Actually, it’s not. The other thing you need to know is that these are Christmas Cookies. Capitals C’s. Both times. Meaning they are to be made for Christmas. To eat and to share and to leave out for Santa. They are not Easter cookies. They are not Fourth of July Cookies or First Day of Fall cookies. They are for Christmas. Although, if you don’t celebrate Christmas you could just make them in celebration of the month of December because what I’m trying to say here is that it would be blasphemy to make these cookies any other month. This recipe has never been shared outside the family until now. But in the spirit of Christmas I share it now with you, because as my Dad said, “the more people that make sugar crisps, the better!” Just, try not to make them whenever you need a cookie fix. They’ll lose their magic that way.
So please, in the spirit of December, go make these cookies. And then curse silently that after this month you’ll have to wait a whole ‘nother year before you can have them again.
SUGAR CRISPS (this recipe is transcribed exactly from my Grandma’s recipe card. She wasn’t a fan of detail, so the parentheses are my additions, in the hopes of making it easier to understand.)
1 package yeast
¼ cup lukewarm water
3 ½ cups flour
1 ½ tsp salt
½ cup butter
½ cup Crisco
2 beaten eggs
½ cup sour cream (this year was my first making them alone, and I never buy sour cream because I’m forgetful, so in a pinch you can use plain yogurt. Greek is best because it’s thick)
1 tsp vanilla (use good vanilla; not imitation or it tastes funny)
2 tsp vanilla or almond extract (or half and half; but go easy on the almond as almond extract is extremely strong)
1 ½ cups sugar to roll in
- Set yeast in cup with water—set aside
- In large bowl put flour and salt and cut in shortenings. (Like for pie crust)
- Stir in eggs, vanilla, sour cream and yeast. (We mix these in a separate bowl first and then combine with dry ingredients)
- Put in refrigerator for several hours (We divide it up into thirds or so and cover it in wax paper before putting it in the refrigerator, but you can put it all in as one whole ball)
- Take out about ¼ of the dough (or one of your dough balls if you already divided it) and roll on board that you have sprinkled sugar and vanilla mixture on, top too. (don’t be stingy here; go nuts with the sugar. there is no sugar in the dough so this is where the cookies get their sweetness. You roll the cookies in sugar as if it was flour; being extremely generous with the sugar)

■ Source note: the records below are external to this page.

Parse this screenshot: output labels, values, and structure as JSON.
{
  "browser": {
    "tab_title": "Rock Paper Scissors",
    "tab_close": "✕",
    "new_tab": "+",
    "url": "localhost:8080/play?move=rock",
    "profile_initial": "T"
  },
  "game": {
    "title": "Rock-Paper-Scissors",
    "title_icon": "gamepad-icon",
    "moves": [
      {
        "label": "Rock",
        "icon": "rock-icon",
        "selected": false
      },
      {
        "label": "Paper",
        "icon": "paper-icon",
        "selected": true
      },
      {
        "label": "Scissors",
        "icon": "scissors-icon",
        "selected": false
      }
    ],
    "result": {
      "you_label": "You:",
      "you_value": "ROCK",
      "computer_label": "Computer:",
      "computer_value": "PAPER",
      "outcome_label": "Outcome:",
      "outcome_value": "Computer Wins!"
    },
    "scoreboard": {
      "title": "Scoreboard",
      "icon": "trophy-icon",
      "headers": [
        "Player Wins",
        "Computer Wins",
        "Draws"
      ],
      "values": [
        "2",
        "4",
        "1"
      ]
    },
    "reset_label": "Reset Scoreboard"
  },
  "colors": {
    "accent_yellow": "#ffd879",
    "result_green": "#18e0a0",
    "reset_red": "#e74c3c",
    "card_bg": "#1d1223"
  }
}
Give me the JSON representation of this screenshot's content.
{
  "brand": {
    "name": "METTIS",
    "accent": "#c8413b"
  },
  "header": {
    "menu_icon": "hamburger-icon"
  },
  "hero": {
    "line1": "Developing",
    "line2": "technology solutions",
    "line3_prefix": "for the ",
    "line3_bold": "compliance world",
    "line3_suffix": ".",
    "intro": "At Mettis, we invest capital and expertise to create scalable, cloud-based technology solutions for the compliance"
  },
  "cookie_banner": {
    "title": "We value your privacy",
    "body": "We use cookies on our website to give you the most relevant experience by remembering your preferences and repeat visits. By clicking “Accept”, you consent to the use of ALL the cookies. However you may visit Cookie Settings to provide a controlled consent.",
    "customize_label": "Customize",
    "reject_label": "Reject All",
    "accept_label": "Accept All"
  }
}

- Roll to rectangle—flip top down and bottom up to form 3 layers. Slice into ribbons. Twist. Put on cookie sheet. If not full, put sheet in refrigerator until you roll more. Sugar should not start to get soft.
Bake 350 degrees 12-15 minutes
Sounds complicated but is not really. Worth the effort!